DATA below:

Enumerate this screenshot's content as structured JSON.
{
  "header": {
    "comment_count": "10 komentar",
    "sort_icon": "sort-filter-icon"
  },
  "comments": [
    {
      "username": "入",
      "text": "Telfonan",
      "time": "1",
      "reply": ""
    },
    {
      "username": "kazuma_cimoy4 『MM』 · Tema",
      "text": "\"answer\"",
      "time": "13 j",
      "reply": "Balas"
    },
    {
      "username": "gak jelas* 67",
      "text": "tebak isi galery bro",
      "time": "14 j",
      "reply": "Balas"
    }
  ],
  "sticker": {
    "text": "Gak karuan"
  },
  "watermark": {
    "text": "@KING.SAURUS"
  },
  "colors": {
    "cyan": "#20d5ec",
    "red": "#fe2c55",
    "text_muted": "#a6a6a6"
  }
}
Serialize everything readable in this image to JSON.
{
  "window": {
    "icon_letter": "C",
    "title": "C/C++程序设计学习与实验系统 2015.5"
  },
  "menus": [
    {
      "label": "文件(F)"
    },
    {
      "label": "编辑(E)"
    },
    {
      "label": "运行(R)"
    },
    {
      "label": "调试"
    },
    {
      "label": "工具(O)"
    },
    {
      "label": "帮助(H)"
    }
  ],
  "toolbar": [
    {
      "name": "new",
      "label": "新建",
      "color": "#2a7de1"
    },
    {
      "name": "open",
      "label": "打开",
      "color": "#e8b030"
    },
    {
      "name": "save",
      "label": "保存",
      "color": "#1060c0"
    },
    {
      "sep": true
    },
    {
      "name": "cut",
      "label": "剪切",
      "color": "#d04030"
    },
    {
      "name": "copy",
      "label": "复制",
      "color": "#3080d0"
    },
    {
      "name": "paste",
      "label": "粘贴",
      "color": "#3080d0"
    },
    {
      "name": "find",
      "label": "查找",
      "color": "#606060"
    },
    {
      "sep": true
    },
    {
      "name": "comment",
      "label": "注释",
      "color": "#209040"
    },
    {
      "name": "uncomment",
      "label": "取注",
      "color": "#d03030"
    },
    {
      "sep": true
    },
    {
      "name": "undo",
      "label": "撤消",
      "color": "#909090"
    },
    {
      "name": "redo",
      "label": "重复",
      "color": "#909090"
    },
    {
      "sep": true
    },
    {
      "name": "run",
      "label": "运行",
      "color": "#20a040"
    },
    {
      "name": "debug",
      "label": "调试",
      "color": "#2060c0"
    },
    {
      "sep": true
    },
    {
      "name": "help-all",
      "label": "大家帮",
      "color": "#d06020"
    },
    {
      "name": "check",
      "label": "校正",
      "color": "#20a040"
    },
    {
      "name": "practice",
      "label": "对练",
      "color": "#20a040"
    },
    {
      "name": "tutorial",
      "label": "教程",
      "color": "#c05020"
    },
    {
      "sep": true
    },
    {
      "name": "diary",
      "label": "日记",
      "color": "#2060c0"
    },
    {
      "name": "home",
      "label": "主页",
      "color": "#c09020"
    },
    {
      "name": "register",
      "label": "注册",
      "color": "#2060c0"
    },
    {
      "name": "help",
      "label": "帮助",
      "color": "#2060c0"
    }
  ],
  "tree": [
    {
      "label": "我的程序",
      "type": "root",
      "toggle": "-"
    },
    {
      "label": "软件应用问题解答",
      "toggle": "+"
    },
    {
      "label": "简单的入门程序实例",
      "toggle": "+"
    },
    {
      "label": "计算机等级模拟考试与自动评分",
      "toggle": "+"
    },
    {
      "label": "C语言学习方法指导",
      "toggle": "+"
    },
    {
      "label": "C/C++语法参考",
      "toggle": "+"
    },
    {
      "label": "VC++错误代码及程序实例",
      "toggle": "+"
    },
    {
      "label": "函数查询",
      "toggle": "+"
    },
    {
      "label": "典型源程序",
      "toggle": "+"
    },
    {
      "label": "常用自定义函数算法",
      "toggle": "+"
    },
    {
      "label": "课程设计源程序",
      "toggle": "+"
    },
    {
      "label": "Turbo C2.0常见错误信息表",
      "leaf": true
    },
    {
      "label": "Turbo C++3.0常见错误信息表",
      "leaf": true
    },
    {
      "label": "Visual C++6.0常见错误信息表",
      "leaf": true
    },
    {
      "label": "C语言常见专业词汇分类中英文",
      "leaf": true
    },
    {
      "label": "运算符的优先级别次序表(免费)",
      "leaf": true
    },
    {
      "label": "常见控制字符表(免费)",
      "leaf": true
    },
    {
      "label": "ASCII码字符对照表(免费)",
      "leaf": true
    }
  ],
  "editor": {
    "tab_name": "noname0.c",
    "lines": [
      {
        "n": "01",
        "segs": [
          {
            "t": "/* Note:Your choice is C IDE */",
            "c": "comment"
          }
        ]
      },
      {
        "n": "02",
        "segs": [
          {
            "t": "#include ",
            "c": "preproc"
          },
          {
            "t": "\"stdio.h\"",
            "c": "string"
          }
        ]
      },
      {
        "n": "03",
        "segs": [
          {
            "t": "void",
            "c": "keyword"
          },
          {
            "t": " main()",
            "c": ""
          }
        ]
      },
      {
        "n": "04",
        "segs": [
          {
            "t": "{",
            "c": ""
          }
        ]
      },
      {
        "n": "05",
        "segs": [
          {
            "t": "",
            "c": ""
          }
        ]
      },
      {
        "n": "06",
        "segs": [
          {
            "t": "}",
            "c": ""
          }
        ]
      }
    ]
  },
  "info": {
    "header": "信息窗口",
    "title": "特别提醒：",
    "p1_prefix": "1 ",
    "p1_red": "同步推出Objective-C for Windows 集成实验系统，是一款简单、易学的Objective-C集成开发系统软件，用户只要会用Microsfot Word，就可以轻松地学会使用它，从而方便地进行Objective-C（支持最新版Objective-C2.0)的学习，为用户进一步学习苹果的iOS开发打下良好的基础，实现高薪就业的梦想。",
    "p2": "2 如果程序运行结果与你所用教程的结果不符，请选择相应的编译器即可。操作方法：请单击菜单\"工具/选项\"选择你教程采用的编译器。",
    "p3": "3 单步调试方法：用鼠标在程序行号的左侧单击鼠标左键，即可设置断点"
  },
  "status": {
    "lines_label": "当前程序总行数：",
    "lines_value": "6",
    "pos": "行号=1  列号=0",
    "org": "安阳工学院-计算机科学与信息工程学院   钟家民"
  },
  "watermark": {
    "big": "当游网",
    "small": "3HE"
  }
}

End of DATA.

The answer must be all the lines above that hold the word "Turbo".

      "label": "Turbo C2.0常见错误信息表",
      "label": "Turbo C++3.0常见错误信息表",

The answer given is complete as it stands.